CIMB Private Banking economist Song Seng Wun said that Singapore’s government is very particular about making sure that, while the country is not the cheapest place to live in and while there are many wealthy individuals here, the middle- to lower-income groups are not left behind.

“The thing about the policies here are that they are very targeted. Not many countries can do that,” he added. “Recent years have seen policies targeting those at the higher end to give back more, whereas for the lower income, policies are deliberately targeted at household type.”

In its seventh year, the Global Wealth Report was compiled from data on the wealth holdings of 4.8 billion adults across more than 200 countries. It used data from household balance sheet, publicly available data on distribution of wealth as well as information from Forbes magazine’s rich lists.

In the latest report, Switzerland retained first place, with an average wealth per adult of US$562,000, down 4.5 per cent compared with the same period last year.

Australia (US$376,000) and the United States (US$345,000) came in second and third, respectively. Norway (US$312,000) and New Zealand (US$299,000) rounded up the top five.

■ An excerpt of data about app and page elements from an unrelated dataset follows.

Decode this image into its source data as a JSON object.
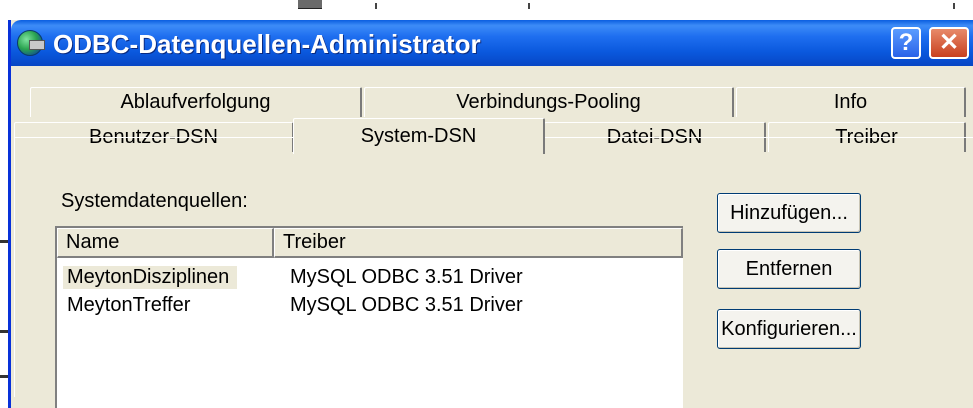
{
  "window": {
    "title": "ODBC-Datenquellen-Administrator",
    "help_glyph": "?",
    "close_glyph": "✕"
  },
  "tabs_row1": [
    {
      "label": "Ablaufverfolgung"
    },
    {
      "label": "Verbindungs-Pooling"
    },
    {
      "label": "Info"
    }
  ],
  "tabs_row2": [
    {
      "label": "Benutzer-DSN"
    },
    {
      "label": "System-DSN",
      "active": true
    },
    {
      "label": "Datei-DSN"
    },
    {
      "label": "Treiber"
    }
  ],
  "panel": {
    "list_label": "Systemdatenquellen:",
    "columns": [
      "Name",
      "Treiber"
    ],
    "rows": [
      {
        "name": "MeytonDisziplinen",
        "driver": "MySQL ODBC 3.51 Driver",
        "selected": true
      },
      {
        "name": "MeytonTreffer",
        "driver": "MySQL ODBC 3.51 Driver",
        "selected": false
      }
    ],
    "buttons": {
      "add": "Hinzufügen...",
      "remove": "Entfernen",
      "configure": "Konfigurieren..."
    }
  },
  "colors": {
    "titlebar": "#0a58dd",
    "dialog_bg": "#ece9d8",
    "close_button": "#c8401f"
  }
}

Average wealth per adult in the United Kingdom tumbled more than 10 per cent to US$289,000. The UK was ranked sixth, one place ahead of Singapore. The report found that the UK is US$1.5 trillion poorer in dollar terms due to the fall in the pound since the vote to leave the European Union.

It also highlighted the growth of wealth in emerging economies since 2000. Back then, these economies accounted for a mere 12 per cent of global wealth. However, they have contributed nearly 25 per cent towards global growth since.

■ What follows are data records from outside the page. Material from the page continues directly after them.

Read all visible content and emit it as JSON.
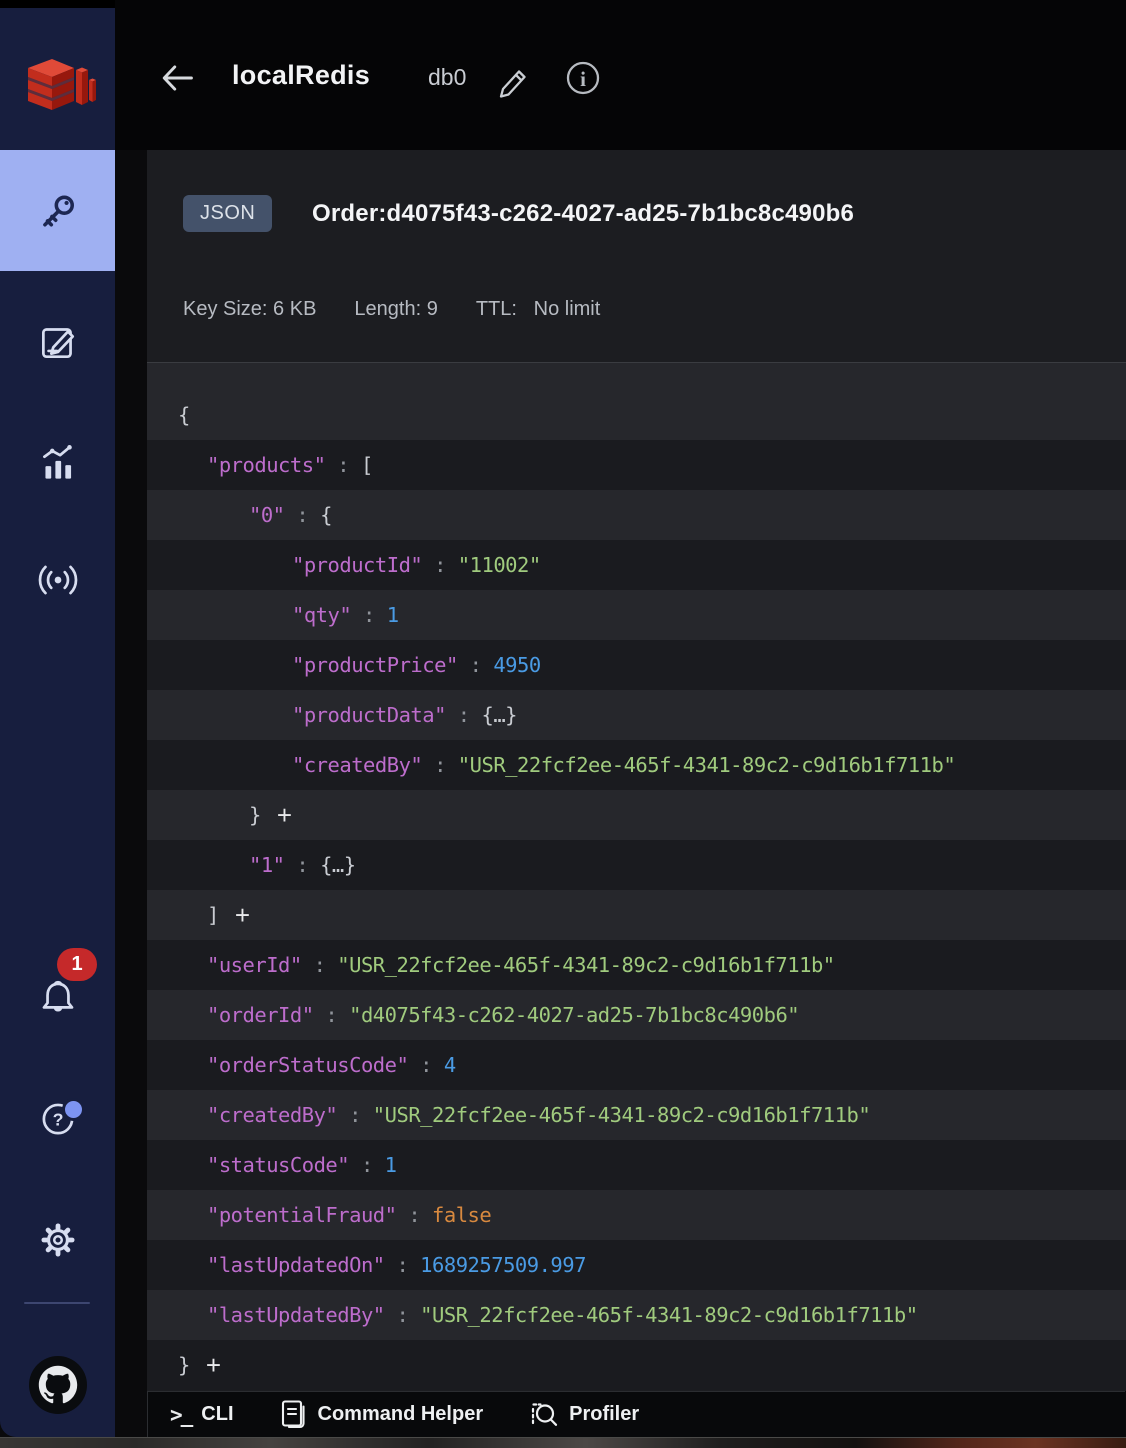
{
  "header": {
    "connection_name": "localRedis",
    "database": "db0"
  },
  "key_details": {
    "type_badge": "JSON",
    "key_name": "Order:d4075f43-c262-4027-ad25-7b1bc8c490b6",
    "meta": {
      "key_size_label": "Key Size:",
      "key_size_value": "6 KB",
      "length_label": "Length:",
      "length_value": "9",
      "ttl_label": "TTL:",
      "ttl_value": "No limit"
    }
  },
  "json_rows": [
    {
      "indent": 0,
      "tokens": [
        {
          "t": "{",
          "c": "punct"
        }
      ]
    },
    {
      "indent": 1,
      "tokens": [
        {
          "t": "\"products\"",
          "c": "key"
        },
        {
          "t": " : ",
          "c": "colon"
        },
        {
          "t": "[",
          "c": "punct"
        }
      ]
    },
    {
      "indent": 2,
      "tokens": [
        {
          "t": "\"0\"",
          "c": "key"
        },
        {
          "t": " : ",
          "c": "colon"
        },
        {
          "t": "{",
          "c": "punct"
        }
      ]
    },
    {
      "indent": 3,
      "tokens": [
        {
          "t": "\"productId\"",
          "c": "key"
        },
        {
          "t": " : ",
          "c": "colon"
        },
        {
          "t": "\"11002\"",
          "c": "str"
        }
      ]
    },
    {
      "indent": 3,
      "tokens": [
        {
          "t": "\"qty\"",
          "c": "key"
        },
        {
          "t": " : ",
          "c": "colon"
        },
        {
          "t": "1",
          "c": "num"
        }
      ]
    },
    {
      "indent": 3,
      "tokens": [
        {
          "t": "\"productPrice\"",
          "c": "key"
        },
        {
          "t": " : ",
          "c": "colon"
        },
        {
          "t": "4950",
          "c": "num"
        }
      ]
    },
    {
      "indent": 3,
      "tokens": [
        {
          "t": "\"productData\"",
          "c": "key"
        },
        {
          "t": " : ",
          "c": "colon"
        },
        {
          "t": "{…}",
          "c": "punct"
        }
      ]
    },
    {
      "indent": 3,
      "tokens": [
        {
          "t": "\"createdBy\"",
          "c": "key"
        },
        {
          "t": " : ",
          "c": "colon"
        },
        {
          "t": "\"USR_22fcf2ee-465f-4341-89c2-c9d16b1f711b\"",
          "c": "str"
        }
      ]
    },
    {
      "indent": 2,
      "tokens": [
        {
          "t": "}",
          "c": "punct"
        },
        {
          "t": "+",
          "c": "plus"
        }
      ]
    },
    {
      "indent": 2,
      "tokens": [
        {
          "t": "\"1\"",
          "c": "key"
        },
        {
          "t": " : ",
          "c": "colon"
        },
        {
          "t": "{…}",
          "c": "punct"
        }
      ]
    },
    {
      "indent": 1,
      "tokens": [
        {
          "t": "]",
          "c": "punct"
        },
        {
          "t": "+",
          "c": "plus"
        }
      ]
    },
    {
      "indent": 1,
      "tokens": [
        {
          "t": "\"userId\"",
          "c": "key"
        },
        {
          "t": " : ",
          "c": "colon"
        },
        {
          "t": "\"USR_22fcf2ee-465f-4341-89c2-c9d16b1f711b\"",
          "c": "str"
        }
      ]
    },
    {
      "indent": 1,
      "tokens": [
        {
          "t": "\"orderId\"",
          "c": "key"
        },
        {
          "t": " : ",
          "c": "colon"
        },
        {
          "t": "\"d4075f43-c262-4027-ad25-7b1bc8c490b6\"",
          "c": "str"
        }
      ]
    },
    {
      "indent": 1,
      "tokens": [
        {
          "t": "\"orderStatusCode\"",
          "c": "key"
        },
        {
          "t": " : ",
          "c": "colon"
        },
        {
          "t": "4",
          "c": "num"
        }
      ]
    },
    {
      "indent": 1,
      "tokens": [
        {
          "t": "\"createdBy\"",
          "c": "key"
        },
        {
          "t": " : ",
          "c": "colon"
        },
        {
          "t": "\"USR_22fcf2ee-465f-4341-89c2-c9d16b1f711b\"",
          "c": "str"
        }
      ]
    },
    {
      "indent": 1,
      "tokens": [
        {
          "t": "\"statusCode\"",
          "c": "key"
        },
        {
          "t": " : ",
          "c": "colon"
        },
        {
          "t": "1",
          "c": "num"
        }
      ]
    },
    {
      "indent": 1,
      "tokens": [
        {
          "t": "\"potentialFraud\"",
          "c": "key"
        },
        {
          "t": " : ",
          "c": "colon"
        },
        {
          "t": "false",
          "c": "bool"
        }
      ]
    },
    {
      "indent": 1,
      "tokens": [
        {
          "t": "\"lastUpdatedOn\"",
          "c": "key"
        },
        {
          "t": " : ",
          "c": "colon"
        },
        {
          "t": "1689257509.997",
          "c": "num"
        }
      ]
    },
    {
      "indent": 1,
      "tokens": [
        {
          "t": "\"lastUpdatedBy\"",
          "c": "key"
        },
        {
          "t": " : ",
          "c": "colon"
        },
        {
          "t": "\"USR_22fcf2ee-465f-4341-89c2-c9d16b1f711b\"",
          "c": "str"
        }
      ]
    },
    {
      "indent": 0,
      "tokens": [
        {
          "t": "}",
          "c": "punct"
        },
        {
          "t": "+",
          "c": "plus"
        }
      ]
    }
  ],
  "sidebar": {
    "notification_badge": "1",
    "icons": [
      "redis-logo",
      "browser-keys",
      "workbench",
      "analytics",
      "pub-sub",
      "notifications",
      "help",
      "settings",
      "github"
    ]
  },
  "bottom_bar": {
    "cli_label": "CLI",
    "command_helper_label": "Command Helper",
    "profiler_label": "Profiler"
  },
  "colors": {
    "sidebar_bg": "#171e3e",
    "sidebar_selected": "#9fb0f2",
    "json_key": "#bd6dcc",
    "json_string": "#a0cb7e",
    "json_number": "#4a9be4",
    "json_boolean": "#d8893f",
    "row_light": "#26272c",
    "row_dark": "#1a1b1f",
    "badge_bg": "#44526a",
    "notification_red": "#c5292a"
  }
}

“Today, emerging nations are home to 18 per cent of the world’s ultra-high net-worth population. China alone accounts for 9 per cent of the top decile of global wealth holders, which is well above France, Germany, Italy, and the United Kingdom.”